I am posting here a question that I originally asked in slack.

In short, I need to calculate the distance from each grid cell to the sea ice edge (where sea ice concentration is < 10%). My map would look something like the figure below.

Does anyone have any suggestions on how to do this calculation efficiently? @navidcy suggested that I calculate the Haversine distance for every pixel. Any suggestions would be appreciated.

How are you doing this calculation? Are you using some sort of edge detection for the ice-edge points? Is it time consuming? Do you have to do it repeatedly for multiple time steps?

If you have a regular grid, you can probably use: scipy.ndimage.distance_transform_edt â€” SciPy v1.10.1 Manual
Otherwise, you may need to multiply this mask by the grid scale factors, but in that case it may be more complicated, and Iâ€™m not sure you will get the same results

@lidefi87, should we change the title to â€ścalculating pair-wise distances between points on the globeâ€ť or something that summarizes the heart of the matter and doesnâ€™t sound sea-ice specific since the actual subject we discuss is more generic than that

Hello everyone and thanks for your input. I decided to go with @edoddridgeâ€™s suggestion for the distance calculation.

So far, I have been able to calculate the sea ice edge, and I can also calculate the distance to the closest sea ice edge pixel.
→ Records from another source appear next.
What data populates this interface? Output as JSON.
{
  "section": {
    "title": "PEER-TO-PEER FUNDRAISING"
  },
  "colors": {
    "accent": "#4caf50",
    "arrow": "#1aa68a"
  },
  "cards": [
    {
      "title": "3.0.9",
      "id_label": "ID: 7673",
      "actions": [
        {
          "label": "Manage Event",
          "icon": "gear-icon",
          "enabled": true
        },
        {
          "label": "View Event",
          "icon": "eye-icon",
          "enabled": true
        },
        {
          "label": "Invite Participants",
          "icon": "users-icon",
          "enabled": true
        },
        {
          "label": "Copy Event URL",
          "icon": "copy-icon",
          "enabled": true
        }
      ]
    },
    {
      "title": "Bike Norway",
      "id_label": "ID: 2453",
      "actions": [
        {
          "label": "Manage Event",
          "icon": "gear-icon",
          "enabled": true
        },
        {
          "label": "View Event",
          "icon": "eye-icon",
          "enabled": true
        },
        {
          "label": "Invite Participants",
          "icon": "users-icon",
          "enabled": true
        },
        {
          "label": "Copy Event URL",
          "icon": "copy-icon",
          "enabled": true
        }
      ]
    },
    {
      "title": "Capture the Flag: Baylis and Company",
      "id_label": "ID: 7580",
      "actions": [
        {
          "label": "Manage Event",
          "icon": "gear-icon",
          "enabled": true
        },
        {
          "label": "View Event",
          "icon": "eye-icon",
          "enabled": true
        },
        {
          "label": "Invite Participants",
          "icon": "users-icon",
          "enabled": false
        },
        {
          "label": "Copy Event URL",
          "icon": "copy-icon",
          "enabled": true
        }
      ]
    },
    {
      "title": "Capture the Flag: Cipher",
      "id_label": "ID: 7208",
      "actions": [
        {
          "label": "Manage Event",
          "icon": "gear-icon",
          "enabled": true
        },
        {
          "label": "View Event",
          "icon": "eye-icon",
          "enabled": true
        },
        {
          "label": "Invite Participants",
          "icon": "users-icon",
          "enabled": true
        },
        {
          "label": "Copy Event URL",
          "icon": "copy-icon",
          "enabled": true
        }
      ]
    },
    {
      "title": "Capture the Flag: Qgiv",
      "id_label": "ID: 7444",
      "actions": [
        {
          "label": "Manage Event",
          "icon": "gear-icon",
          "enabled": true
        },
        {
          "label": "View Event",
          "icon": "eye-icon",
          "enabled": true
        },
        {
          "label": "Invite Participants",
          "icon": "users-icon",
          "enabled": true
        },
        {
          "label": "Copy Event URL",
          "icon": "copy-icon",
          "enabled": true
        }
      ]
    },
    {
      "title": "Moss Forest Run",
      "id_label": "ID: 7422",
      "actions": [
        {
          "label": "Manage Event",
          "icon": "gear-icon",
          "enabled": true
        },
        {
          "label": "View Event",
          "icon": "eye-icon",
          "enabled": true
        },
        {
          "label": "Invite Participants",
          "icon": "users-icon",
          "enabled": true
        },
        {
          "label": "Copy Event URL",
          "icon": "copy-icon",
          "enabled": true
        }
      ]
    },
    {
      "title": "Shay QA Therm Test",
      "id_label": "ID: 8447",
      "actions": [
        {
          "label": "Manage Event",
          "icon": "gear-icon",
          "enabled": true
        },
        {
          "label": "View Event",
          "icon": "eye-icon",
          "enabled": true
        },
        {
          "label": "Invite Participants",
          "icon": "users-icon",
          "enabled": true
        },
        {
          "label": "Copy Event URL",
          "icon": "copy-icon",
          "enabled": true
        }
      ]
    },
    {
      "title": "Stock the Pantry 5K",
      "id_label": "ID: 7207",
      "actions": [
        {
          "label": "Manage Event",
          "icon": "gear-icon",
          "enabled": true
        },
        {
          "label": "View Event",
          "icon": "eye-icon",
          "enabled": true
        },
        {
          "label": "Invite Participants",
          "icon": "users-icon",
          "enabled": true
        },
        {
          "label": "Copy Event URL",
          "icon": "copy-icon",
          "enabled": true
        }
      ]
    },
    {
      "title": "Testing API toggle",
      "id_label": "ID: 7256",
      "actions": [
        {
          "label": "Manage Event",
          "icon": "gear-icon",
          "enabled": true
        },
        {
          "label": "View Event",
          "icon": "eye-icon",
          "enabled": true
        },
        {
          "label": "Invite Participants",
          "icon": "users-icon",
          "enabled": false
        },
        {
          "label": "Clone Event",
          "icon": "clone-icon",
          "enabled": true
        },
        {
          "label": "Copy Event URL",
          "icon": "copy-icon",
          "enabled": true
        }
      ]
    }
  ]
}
The problem is that I am stuck with parallelising the calculation of the distance to the sea ice edge for every pixel in my data frame.

I always get stuck when using the xarray.apply_ufunc function. I can never seem to get this right. So, I decided to use the np.apply_along_axis function, which is also failing. I tried mapping the function along axis 0 and 1, and neither work.

Ideally, I will only calculate the distance from pixels containing sea ice to the sea ice edge, but at this stage, I do not care if distances are calculated for the entire data array. I will apply a mask to keep only the values I need.

Also, since this exercise has been more complicated than I initially thought (it is way easier to do this in ArcGIS), I will contribute this as an example in the cookbook to save others time.

I wonder if maybe some kind of nearest-neighbour tree would help you do this more efficiently? If you apply the distance calculation + sorting to every pixel in your input, your complexity is something like O(nx \times ny \times nx \times log(nx)). A tree would shave a factor of nx out of that, which is a few orders of magnitude.

Unfortunately, I donâ€™t know of a way to efficiently use the GeoPy distance calculation in the construction of a tree, but you can use the haversine (great-circle) distance to construct a BallTree. Using ice_10 to define the sea ice edge as in your notebook:

from sklearn.neighbors import BallTree
ice_yt = ice_10.yt_ocean[ice_10.isel(time=0).argmax(dim="yt_ocean")]
ice_coords = np.vstack([ice_yt, ice_10.xt_ocean]).T
ball_tree = BallTree(np.radians(ice_coords), metric="haversine")
x, y = np.meshgrid(
np.radians(var_ice.xt_ocean.values),
np.radians(var_ice.yt_ocean.values)
)
distances, indices = ball_tree.query(np.vstack([y.flat, x.flat]).T, return_distance=True)

This took about 30s on ARE. It seems to follow the ice edge:

Thanks for your reply @angus-g. You are amazing! I have been stuck with this for a couple of days and I was getting no where with xarray.apply_ufunc. I tried it and it gives me what I need. I just had to convert the results to kilometers and it is exactly what I was after. Do you mind if I share this in a notebook in the COSIMA repo? I will add your name as a contributor in the notebook.